    I can think of few 20th-century writers I want to meet. Maybe Edith Wharton or playwright John Patrick Shanley. Definitely NOT Miller, O'Neill, or Williams. For the 19th century, Stephen Crane or Mark Twain (FWIW, my wife works as a docent at the Mark Twain House in Hartford). Crane was a staunch defender of women, and Twain liked cats. Possibly Hawthorne if we could discuss his short stories and stay well away from his novels.

    1. I chatted with Laura Lippman a few tines. Charming lady. No pretense. Never met Crais, Though Lee Child was a fixture at the mystery writers conferences, and very approachable and generous with his time and attention. Also David Morrell and Craig Johnson. You're right about the sub culture. The best I've ever experienced.

  2. James Thurber, Robert Benchley, Dorothy Parker. Thomas Merton, Florence King, Nancy Mitford. E. F. Benson, E. M. Delafield, Somerset Maugham. Mark Twain and James McNeill Whistler, just to see which one would out-talk the other.

    1. Lawrence Durrell, Henry Miller, John Steinbeck, Nathaniel West. Not Sylvia Plath. Too scary. Met E.L. Doctrow, but he was way too old at that point. Met John Irving and Jonathan Franzen. Both jerks.

  3. Elizabeth Dearborn08 May, 2023 14:38

    Well I'm not a drinker, but in 1969 or so I went to a party attended by Allen Ginsberg, where many substances were enjoyed!

    1. Elizabeth, Allen Ginsberg came to my college for a talk back around 1971. He ended up hanging around a dorm room with a bunch of kids, which I didn't know when I burst into the room. His back was to the door and I literally tripped over him. He took it well. I'm only glad I didn't step on his little concertina.

  4. Dorothy Parker, for certain. I'd grab time with Chaucer whilst everyone else was basking in the glow of Shakespeare. Mark Twain was presumably a relative. No, don't be snarky– I never met him.

    Within the mystery community, I'd simply like to meet my fellow SleuthSayers. I've been fortunate enough to have not only met, but had dinner with my heroines, Janet Hutchings and Linda Landrigan, and also Ed Hoch and (thanks to JLW) John Lutz.

    1. Leigh, I agree, I'd love to meet with all of us SleuthSayers!

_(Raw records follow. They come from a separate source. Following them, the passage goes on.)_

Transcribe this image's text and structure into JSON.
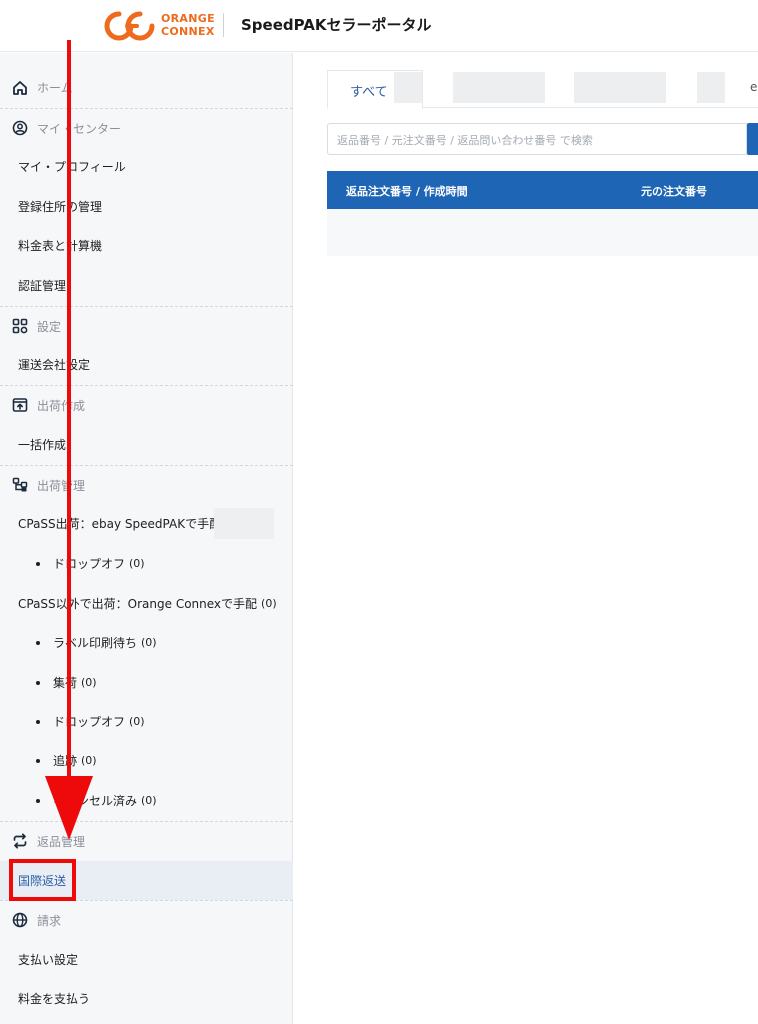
{
  "header": {
    "logo_line1": "ORANGE",
    "logo_line2": "CONNEX",
    "portal_title": "SpeedPAKセラーポータル"
  },
  "sidebar": {
    "home": "ホーム",
    "my_center": "マイ・センター",
    "my_profile": "マイ・プロフィール",
    "address_mgmt": "登録住所の管理",
    "rate_calc": "料金表と計算機",
    "auth_mgmt": "認証管理",
    "settings": "設定",
    "carrier_settings": "運送会社設定",
    "shipment_create": "出荷作成",
    "bulk_create": "一括作成",
    "shipment_mgmt": "出荷管理",
    "cpass_ebay": "CPaSS出荷：ebay SpeedPAKで手配",
    "cpass_ebay_sub": [
      {
        "label": "ドロップオフ",
        "count": "(0)"
      }
    ],
    "cpass_oc": "CPaSS以外で出荷：Orange Connexで手配",
    "cpass_oc_count": "(0)",
    "cpass_oc_sub": [
      {
        "label": "ラベル印刷待ち",
        "count": "(0)"
      },
      {
        "label": "集荷",
        "count": "(0)"
      },
      {
        "label": "ドロップオフ",
        "count": "(0)"
      },
      {
        "label": "追跡",
        "count": "(0)"
      },
      {
        "label": "キャンセル済み",
        "count": "(0)"
      }
    ],
    "returns_mgmt": "返品管理",
    "intl_returns": "国際返送",
    "billing": "請求",
    "payment_settings": "支払い設定",
    "pay_fees": "料金を支払う"
  },
  "main": {
    "tab_all": "すべて",
    "tab_cut": "e",
    "search_placeholder": "返品番号 / 元注文番号 / 返品問い合わせ番号 で検索",
    "columns": [
      "返品注文番号 / 作成時間",
      "元の注文番号"
    ]
  },
  "colors": {
    "brand_orange": "#ee6a1c",
    "primary_blue": "#1e66b5",
    "annotation_red": "#ee0a0a"
  }
}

Welcome. Please feel free to comment.

Our corporate secretary is notoriously lax when it comes to comments trapped in the spam folder. It may take Velma a few days to notice, usually after digging in a bottom drawer for a packet of seamed hose, a .38, her flask, or a cigarette.

She’s also sarcastically flip-lipped, but where else can a P.I. find a gal who can wield a candlestick phone, a typewriter, and a gat all at the same time? So bear with us, we value your comment. Once she finishes her Fatima Long Gold.

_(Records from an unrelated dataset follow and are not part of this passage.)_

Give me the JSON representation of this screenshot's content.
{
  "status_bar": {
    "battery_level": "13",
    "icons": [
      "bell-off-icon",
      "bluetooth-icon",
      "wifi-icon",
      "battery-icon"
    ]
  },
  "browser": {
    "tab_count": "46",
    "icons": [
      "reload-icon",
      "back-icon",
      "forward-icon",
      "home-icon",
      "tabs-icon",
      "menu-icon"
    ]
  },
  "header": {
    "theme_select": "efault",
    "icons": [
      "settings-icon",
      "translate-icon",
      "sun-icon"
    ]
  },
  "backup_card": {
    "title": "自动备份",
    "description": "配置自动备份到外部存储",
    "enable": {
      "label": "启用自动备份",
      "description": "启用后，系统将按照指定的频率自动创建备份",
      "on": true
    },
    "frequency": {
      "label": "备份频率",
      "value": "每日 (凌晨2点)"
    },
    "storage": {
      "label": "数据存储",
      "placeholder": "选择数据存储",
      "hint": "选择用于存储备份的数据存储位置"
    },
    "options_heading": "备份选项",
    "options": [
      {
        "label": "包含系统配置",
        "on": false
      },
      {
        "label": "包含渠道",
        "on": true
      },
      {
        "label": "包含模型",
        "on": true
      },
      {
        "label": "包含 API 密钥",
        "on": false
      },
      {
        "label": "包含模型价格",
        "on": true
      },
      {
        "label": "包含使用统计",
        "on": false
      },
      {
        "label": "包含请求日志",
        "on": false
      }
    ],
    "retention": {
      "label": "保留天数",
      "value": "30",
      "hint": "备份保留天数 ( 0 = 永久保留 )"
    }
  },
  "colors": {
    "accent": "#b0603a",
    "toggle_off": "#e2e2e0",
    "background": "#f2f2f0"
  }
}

You can format HTML codes of <b>bold</b>, <i>italics</i>, and links: <a href="https://about.me/SleuthSayers">SleuthSayers</a>